Wal-Mart Stores Inc., which built its reputation — and a virulent opposition — on rock-bottom prices, has talked a lot lately about becoming a kinder, more responsible company.
But the retailing giant is finding that convincing the world that it is "committed to change," and to keeping costs low, is a tough balancing act.
On Monday, Chief Executive H. Lee Scott Jr. pledged to bring health insurance within reach of his 1.3 million U.S. employees. On Wednesday, a leaked company memo revealed "bold steps" to reign in Wal-Mart's employee benefit costs.
Among the recommendations: using more part-time workers, cutting life-insurance payouts, pushing spouses off health plans through higher premiums and trying to dissuade unhealthy people from seeking jobs by, among other things, requiring cashiers to gather carts in Wal-Mart's vast parking lots.
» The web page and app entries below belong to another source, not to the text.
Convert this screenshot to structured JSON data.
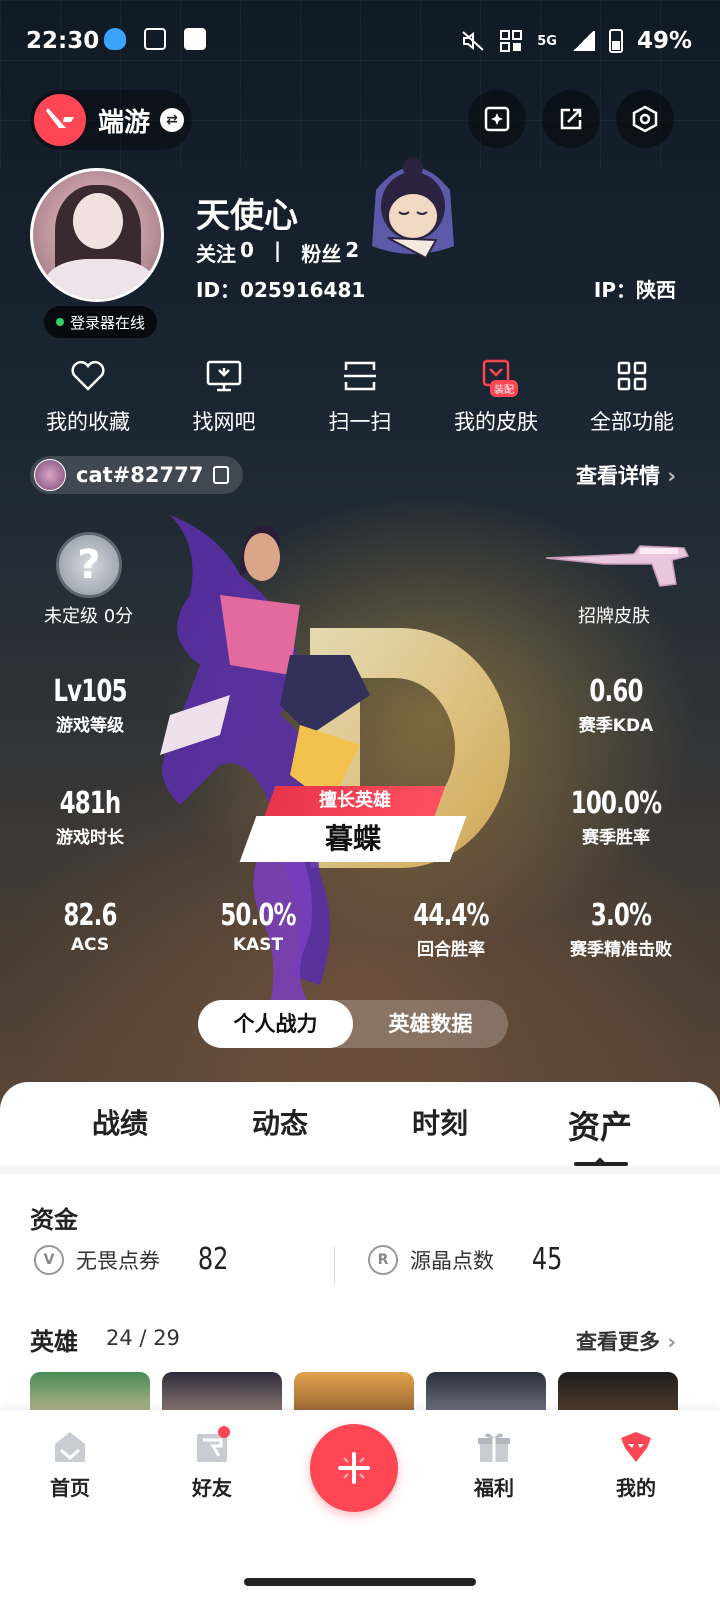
{
  "status": {
    "time": "22:30",
    "network": "5G",
    "battery": "49%"
  },
  "topbar": {
    "game_name": "端游"
  },
  "profile": {
    "nickname": "天使心",
    "follow_label": "关注",
    "follow_count": "0",
    "fans_label": "粉丝",
    "fans_count": "2",
    "id_text": "ID：025916481",
    "ip_text": "IP：陕西",
    "online_text": "登录器在线"
  },
  "menu": [
    {
      "label": "我的收藏",
      "icon": "heart-icon"
    },
    {
      "label": "找网吧",
      "icon": "monitor-icon"
    },
    {
      "label": "扫一扫",
      "icon": "scan-icon"
    },
    {
      "label": "我的皮肤",
      "icon": "skin-icon",
      "badge": "装配"
    },
    {
      "label": "全部功能",
      "icon": "grid-icon"
    }
  ],
  "riot": {
    "riot_id": "cat#82777",
    "detail_link": "查看详情"
  },
  "stats": {
    "rank_text": "未定级 0分",
    "skin_label": "招牌皮肤",
    "level_value": "Lv105",
    "level_label": "游戏等级",
    "kda_value": "0.60",
    "kda_label": "赛季KDA",
    "time_value": "481h",
    "time_label": "游戏时长",
    "winrate_value": "100.0%",
    "winrate_label": "赛季胜率",
    "acs_value": "82.6",
    "acs_label": "ACS",
    "kast_value": "50.0%",
    "kast_label": "KAST",
    "round_value": "44.4%",
    "round_label": "回合胜率",
    "headshot_value": "3.0%",
    "headshot_label": "赛季精准击败",
    "fav_hero_tag": "擅长英雄",
    "fav_hero_name": "暮蝶"
  },
  "toggle": {
    "personal": "个人战力",
    "hero_data": "英雄数据"
  },
  "tabs": [
    "战绩",
    "动态",
    "时刻",
    "资产"
  ],
  "assets": {
    "funds_title": "资金",
    "vp_label": "无畏点券",
    "vp_value": "82",
    "rp_label": "源晶点数",
    "rp_value": "45",
    "heroes_title": "英雄",
    "heroes_count": "24",
    "heroes_total": "29",
    "more_link": "查看更多"
  },
  "nav": {
    "home": "首页",
    "friends": "好友",
    "welfare": "福利",
    "mine": "我的"
  },
  "colors": {
    "accent": "#ff4655",
    "online": "#32d26a"
  }
}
Thursday, October 27, 2005
As I said before . . .
Really not holding my breath now that this internal Wal-Mart memo has been leaked. Wal-Mart, champions of externalizing costs: we bring you low prices for cheap goods on the backs of a global workforce desperate to keep its collective head above water. I realize that arguments from analogy are generally quite weak, but to publicly announce that your company is focusing efforts on treating workers better while simultaneously launching an internal campaign against those same workers . . . well, folks, it's business as usual in Arkansas.